* _WHAT YOU SHOULD DO_:
Your job is to return every line in the data holding the string "close".
+ + +
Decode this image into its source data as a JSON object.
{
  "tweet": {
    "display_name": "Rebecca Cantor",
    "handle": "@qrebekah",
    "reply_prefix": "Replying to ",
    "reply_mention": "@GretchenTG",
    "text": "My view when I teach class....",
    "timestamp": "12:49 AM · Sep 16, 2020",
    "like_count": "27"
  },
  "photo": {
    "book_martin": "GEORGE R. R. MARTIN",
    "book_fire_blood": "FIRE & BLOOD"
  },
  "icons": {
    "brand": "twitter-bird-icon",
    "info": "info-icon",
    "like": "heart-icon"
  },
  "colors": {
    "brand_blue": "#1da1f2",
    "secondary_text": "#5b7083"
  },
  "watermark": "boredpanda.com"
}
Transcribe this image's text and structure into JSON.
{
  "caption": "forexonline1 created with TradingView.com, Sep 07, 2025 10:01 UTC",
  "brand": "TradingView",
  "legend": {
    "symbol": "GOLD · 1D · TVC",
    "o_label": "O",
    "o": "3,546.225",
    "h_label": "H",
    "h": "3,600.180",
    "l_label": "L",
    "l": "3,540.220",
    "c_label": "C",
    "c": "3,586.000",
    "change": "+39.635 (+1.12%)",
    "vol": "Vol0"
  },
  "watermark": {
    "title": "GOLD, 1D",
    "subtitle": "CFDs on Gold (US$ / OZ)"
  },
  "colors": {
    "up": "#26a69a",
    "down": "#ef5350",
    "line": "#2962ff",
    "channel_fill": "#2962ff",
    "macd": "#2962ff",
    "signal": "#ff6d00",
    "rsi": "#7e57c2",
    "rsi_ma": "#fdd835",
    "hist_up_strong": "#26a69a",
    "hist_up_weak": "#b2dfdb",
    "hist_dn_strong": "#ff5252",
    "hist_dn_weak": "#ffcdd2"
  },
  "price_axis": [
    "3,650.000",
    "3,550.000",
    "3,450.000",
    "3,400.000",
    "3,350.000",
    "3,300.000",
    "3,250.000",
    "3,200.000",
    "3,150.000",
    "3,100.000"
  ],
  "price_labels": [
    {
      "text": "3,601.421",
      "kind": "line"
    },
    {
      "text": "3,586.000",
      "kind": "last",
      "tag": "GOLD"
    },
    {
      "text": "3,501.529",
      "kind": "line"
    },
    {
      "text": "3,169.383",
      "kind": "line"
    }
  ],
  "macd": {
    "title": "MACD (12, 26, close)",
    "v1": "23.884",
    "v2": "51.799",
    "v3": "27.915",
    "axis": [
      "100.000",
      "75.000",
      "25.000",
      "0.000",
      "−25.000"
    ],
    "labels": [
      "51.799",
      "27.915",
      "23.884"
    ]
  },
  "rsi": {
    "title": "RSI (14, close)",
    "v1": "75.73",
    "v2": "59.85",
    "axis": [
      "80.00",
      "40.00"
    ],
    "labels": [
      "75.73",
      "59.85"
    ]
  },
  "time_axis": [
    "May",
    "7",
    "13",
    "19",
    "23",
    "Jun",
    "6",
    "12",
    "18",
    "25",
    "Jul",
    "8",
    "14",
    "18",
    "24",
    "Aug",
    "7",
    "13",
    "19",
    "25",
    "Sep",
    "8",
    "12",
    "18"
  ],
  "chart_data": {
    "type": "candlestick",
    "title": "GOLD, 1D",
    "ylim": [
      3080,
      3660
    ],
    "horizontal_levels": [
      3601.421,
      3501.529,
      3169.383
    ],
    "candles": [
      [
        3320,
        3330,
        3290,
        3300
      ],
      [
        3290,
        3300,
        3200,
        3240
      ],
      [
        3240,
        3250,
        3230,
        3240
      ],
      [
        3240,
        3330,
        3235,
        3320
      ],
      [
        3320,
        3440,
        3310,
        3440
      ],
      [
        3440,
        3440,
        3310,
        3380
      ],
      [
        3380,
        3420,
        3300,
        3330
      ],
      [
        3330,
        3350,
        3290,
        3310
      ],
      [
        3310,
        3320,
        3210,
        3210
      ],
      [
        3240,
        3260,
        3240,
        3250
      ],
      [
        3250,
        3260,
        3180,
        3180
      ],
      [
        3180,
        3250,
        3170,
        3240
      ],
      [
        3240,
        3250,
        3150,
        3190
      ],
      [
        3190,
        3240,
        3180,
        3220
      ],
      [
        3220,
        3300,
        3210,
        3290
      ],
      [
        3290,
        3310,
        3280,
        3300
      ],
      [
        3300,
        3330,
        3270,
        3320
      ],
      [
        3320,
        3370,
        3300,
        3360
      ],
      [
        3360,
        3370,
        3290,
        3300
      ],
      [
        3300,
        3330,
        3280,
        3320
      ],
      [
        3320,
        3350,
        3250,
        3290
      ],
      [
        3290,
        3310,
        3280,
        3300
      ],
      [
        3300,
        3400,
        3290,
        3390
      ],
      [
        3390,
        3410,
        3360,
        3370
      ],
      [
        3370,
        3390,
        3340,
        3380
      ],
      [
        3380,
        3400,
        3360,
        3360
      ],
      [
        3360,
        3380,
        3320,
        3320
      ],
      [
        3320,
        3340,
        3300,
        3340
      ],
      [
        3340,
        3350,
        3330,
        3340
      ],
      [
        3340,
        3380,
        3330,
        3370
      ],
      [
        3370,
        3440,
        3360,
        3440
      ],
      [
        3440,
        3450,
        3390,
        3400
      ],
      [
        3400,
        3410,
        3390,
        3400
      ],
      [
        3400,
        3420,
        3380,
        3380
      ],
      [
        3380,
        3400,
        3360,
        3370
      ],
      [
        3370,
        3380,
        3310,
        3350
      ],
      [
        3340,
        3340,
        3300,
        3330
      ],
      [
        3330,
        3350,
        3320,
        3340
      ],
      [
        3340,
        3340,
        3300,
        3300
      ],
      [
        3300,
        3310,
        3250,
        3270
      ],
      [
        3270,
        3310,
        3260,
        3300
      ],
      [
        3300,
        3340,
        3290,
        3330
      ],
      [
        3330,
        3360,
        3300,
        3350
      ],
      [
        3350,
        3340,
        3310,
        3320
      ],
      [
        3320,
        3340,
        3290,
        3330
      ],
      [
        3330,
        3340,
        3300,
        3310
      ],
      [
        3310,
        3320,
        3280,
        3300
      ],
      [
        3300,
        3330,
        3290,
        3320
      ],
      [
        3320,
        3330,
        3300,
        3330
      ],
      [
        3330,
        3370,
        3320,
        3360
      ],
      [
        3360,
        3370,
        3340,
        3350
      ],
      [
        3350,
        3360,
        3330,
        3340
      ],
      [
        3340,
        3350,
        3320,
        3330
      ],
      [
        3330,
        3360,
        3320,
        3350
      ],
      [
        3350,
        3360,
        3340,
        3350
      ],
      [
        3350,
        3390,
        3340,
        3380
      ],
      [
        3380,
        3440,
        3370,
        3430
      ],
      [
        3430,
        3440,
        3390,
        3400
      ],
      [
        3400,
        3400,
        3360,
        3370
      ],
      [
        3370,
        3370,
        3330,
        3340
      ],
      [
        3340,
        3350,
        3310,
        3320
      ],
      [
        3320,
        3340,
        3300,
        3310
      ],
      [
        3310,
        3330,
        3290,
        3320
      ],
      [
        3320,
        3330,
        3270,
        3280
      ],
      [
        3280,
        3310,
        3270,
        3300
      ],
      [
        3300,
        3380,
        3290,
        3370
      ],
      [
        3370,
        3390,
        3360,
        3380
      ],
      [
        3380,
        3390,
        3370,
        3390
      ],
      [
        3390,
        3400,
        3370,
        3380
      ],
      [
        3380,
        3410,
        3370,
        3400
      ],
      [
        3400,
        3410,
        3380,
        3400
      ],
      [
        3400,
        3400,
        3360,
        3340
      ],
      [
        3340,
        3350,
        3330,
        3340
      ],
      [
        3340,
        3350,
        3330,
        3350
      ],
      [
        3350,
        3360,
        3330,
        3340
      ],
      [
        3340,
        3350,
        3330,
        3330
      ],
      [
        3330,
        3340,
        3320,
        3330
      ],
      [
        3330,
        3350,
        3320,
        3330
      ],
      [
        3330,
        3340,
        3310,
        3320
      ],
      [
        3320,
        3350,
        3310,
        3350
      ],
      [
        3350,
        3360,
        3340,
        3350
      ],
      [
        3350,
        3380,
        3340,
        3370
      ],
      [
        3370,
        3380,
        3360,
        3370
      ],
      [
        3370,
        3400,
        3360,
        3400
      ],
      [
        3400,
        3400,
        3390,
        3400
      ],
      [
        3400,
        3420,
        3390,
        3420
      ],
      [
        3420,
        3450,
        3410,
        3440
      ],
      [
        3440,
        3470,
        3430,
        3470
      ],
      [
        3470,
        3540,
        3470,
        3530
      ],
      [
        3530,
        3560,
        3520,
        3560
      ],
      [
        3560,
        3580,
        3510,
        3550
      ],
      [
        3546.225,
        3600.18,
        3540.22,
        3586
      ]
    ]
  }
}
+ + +
* _TASK ANSWER_:
    "title": "MACD (12, 26, close)",
    "title": "RSI (14, close)",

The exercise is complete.